* [Directions] Write out all of the records below precisely as given, omitting the images.

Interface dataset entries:
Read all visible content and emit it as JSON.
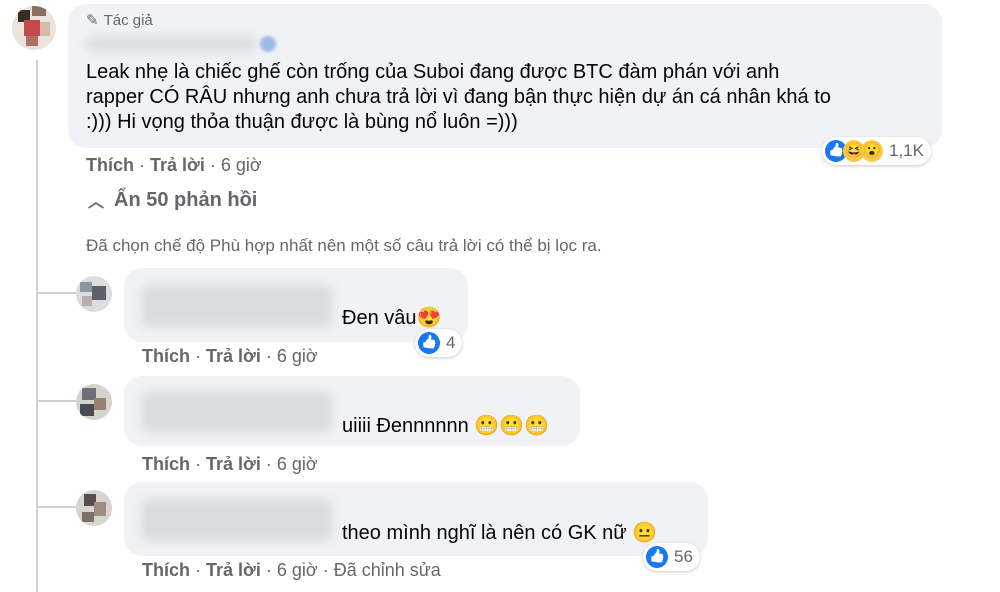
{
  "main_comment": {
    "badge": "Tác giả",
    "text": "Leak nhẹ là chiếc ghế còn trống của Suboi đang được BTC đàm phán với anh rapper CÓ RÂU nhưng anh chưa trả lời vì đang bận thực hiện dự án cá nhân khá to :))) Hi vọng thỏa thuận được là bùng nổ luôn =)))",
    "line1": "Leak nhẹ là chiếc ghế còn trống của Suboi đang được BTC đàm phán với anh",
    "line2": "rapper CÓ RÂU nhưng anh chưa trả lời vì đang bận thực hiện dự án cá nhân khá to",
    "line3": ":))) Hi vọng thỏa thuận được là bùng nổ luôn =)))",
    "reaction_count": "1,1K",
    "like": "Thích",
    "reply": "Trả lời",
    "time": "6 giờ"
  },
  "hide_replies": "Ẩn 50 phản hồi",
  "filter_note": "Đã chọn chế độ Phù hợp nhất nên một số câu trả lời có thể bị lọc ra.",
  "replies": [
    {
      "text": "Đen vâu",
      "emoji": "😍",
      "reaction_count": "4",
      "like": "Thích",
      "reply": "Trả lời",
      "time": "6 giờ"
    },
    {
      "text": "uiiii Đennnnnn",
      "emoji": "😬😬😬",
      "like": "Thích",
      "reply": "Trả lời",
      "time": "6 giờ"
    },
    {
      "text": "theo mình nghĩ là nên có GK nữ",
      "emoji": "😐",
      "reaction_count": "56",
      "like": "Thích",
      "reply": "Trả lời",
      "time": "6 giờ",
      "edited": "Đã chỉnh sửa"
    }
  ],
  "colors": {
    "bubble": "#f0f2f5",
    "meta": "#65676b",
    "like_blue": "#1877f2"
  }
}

* [Answer to this task]
Read all visible content and emit it as JSON.
{
  "main_comment": {
    "badge": "Tác giả",
    "text": "Leak nhẹ là chiếc ghế còn trống của Suboi đang được BTC đàm phán với anh rapper CÓ RÂU nhưng anh chưa trả lời vì đang bận thực hiện dự án cá nhân khá to :))) Hi vọng thỏa thuận được là bùng nổ luôn =)))",
    "line1": "Leak nhẹ là chiếc ghế còn trống của Suboi đang được BTC đàm phán với anh",
    "line2": "rapper CÓ RÂU nhưng anh chưa trả lời vì đang bận thực hiện dự án cá nhân khá to",
    "line3": ":))) Hi vọng thỏa thuận được là bùng nổ luôn =)))",
    "reaction_count": "1,1K",
    "like": "Thích",
    "reply": "Trả lời",
    "time": "6 giờ"
  },
  "hide_replies": "Ẩn 50 phản hồi",
  "filter_note": "Đã chọn chế độ Phù hợp nhất nên một số câu trả lời có thể bị lọc ra.",
  "replies": [
    {
      "text": "Đen vâu",
      "emoji": "😍",
      "reaction_count": "4",
      "like": "Thích",
      "reply": "Trả lời",
      "time": "6 giờ"
    },
    {
      "text": "uiiii Đennnnnn",
      "emoji": "😬😬😬",
      "like": "Thích",
      "reply": "Trả lời",
      "time": "6 giờ"
    },
    {
      "text": "theo mình nghĩ là nên có GK nữ",
      "emoji": "😐",
      "reaction_count": "56",
      "like": "Thích",
      "reply": "Trả lời",
      "time": "6 giờ",
      "edited": "Đã chỉnh sửa"
    }
  ],
  "colors": {
    "bubble": "#f0f2f5",
    "meta": "#65676b",
    "like_blue": "#1877f2"
  }
}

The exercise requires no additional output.